It is the author's conceit - sometimes too explicitly stated - that Sir and Norman's private backstage drama parallels the onstage one between Lear and his fool. The crotchety old star sees himself as royalty - even if, to his eternal displeasure, he has yet to be knighted - and he regards Norman as a peon who exists only to do his every bidding. But now that Sir is in decline, he needs the dresser as a nursemaid and confessor - a role the younger man plays very well, even as he bridles at his boss's parsimony and abuse. Yet Norman needs Sir, too: when the old actor takes to the stage, the dresser basks in his performance as if it were his own. Once their theatrical tradition - and wartorn England itself - fall into ruin, it's only a matter of time before the men come together in madness and affection.
To be sure, ''The Dresser'' isn't ''King Lear,'' but the stars play it as if it were. In Sir, Mr. Rogers has his first good New York role since ''The Homecoming.'' Often deflated and confused to the point of tears, he suddenly rises to full imperious height at the prospect of a full house or an autograph seeker. He rails at the heavens about the glories of Shakespeare, then behaves like a petulant child when crying out for chocolates, bad-mouthing his theatrical rivals or recalling his rejection by Hollywood. (''They haven't built a camera large enough to record me!'') And while Mr. Rogers is a broken down old wheezebag in his soiled street clothes and unkempt white mane, he does achieve a star's grandeur once dressed in full Lear regalia. We believe, as Norman says, that ''once he's assumed the disguise, he's a different man'' - ennobled by the only passion he knows.
Mr. Courtenay, never less than a brilliant actor, has outdone himself here. His Dresser is so seamless that it's impossible to tell, for instance, at what point he ceases to be tipsy and becomes roaring drunk. Dressed in black, his long fingers in perpetual flutter, the spindly Mr. Courtenay starts off as a prototypical backstage queen. He coddles his boss in the disingenuous, sing-song voice of a nanny, prattles blithely on about his trivial theatrical memories, then darts like a snake when another member of the company intrudes upon his turf. But Norman is not really a bitchy conniver. Once he nears the stage, his face loses its lines and radiates the utter sweet innocence of a child at his first pantomime. He says of the theater: ''Here's beauty. Here's spring and summer. Here pain is bearable'' - and that simple credo, as delivered by Mr. Courtenay, raises a fundamentally silly man to a state of grace.

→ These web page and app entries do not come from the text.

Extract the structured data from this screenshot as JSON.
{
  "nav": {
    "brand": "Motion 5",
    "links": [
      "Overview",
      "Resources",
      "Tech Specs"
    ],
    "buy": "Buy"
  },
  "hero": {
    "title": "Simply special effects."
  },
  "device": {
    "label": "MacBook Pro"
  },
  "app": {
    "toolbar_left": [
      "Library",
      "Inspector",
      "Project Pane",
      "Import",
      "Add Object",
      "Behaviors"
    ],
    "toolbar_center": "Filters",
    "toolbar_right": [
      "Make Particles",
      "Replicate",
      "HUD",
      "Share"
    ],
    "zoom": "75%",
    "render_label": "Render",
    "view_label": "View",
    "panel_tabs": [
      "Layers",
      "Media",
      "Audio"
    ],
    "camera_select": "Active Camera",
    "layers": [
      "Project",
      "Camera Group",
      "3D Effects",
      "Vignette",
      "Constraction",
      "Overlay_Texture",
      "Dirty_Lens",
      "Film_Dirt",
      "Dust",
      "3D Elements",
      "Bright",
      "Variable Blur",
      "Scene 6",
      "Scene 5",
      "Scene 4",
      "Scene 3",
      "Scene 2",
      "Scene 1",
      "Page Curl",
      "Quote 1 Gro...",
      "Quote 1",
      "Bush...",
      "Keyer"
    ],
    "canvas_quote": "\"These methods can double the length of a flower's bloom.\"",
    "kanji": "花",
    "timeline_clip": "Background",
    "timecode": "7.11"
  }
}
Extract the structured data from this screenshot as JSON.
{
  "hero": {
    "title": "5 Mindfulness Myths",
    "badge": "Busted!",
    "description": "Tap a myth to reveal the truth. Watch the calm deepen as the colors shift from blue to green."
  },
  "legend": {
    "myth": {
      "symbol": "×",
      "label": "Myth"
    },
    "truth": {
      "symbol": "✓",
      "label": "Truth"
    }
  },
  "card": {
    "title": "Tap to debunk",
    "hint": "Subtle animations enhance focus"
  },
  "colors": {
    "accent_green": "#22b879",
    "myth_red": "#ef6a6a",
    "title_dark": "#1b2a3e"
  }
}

Full-bodied as the performances are, the frailties of the play are nonetheless visible. Mr. Harwood tends to explain his jokes and, especially in an Act II confrontation between Sir and his long-suffering actress wife (well done by Rachel Gurney), to announce his emotional points. His ending - his emotional points. His ending - though much redeemed by Mr. Courtenay's volcanic final speech - is sentimental melodrama, not tragedy. Luckily, these real weaknesses are usually counterbalanced by the author's wit and high-charged theatricality.
That theatricality, whether chilling or farcical, is always captured by the director, Michael Elliott, and a strong supporting cast that includes Douglas Seale as the worst understudy ever to play Lear's Fool and Lisabeth Bartlett as an ambitious ingenue. Laurie Dennett's set, Stephen Doncaster's costumes and Beverly Emmons's haunted-house lighting are first-rate. But what you'll most remember about ''The Dresser'' is its stars, who give their blood to prove that all the world can indeed be a stage.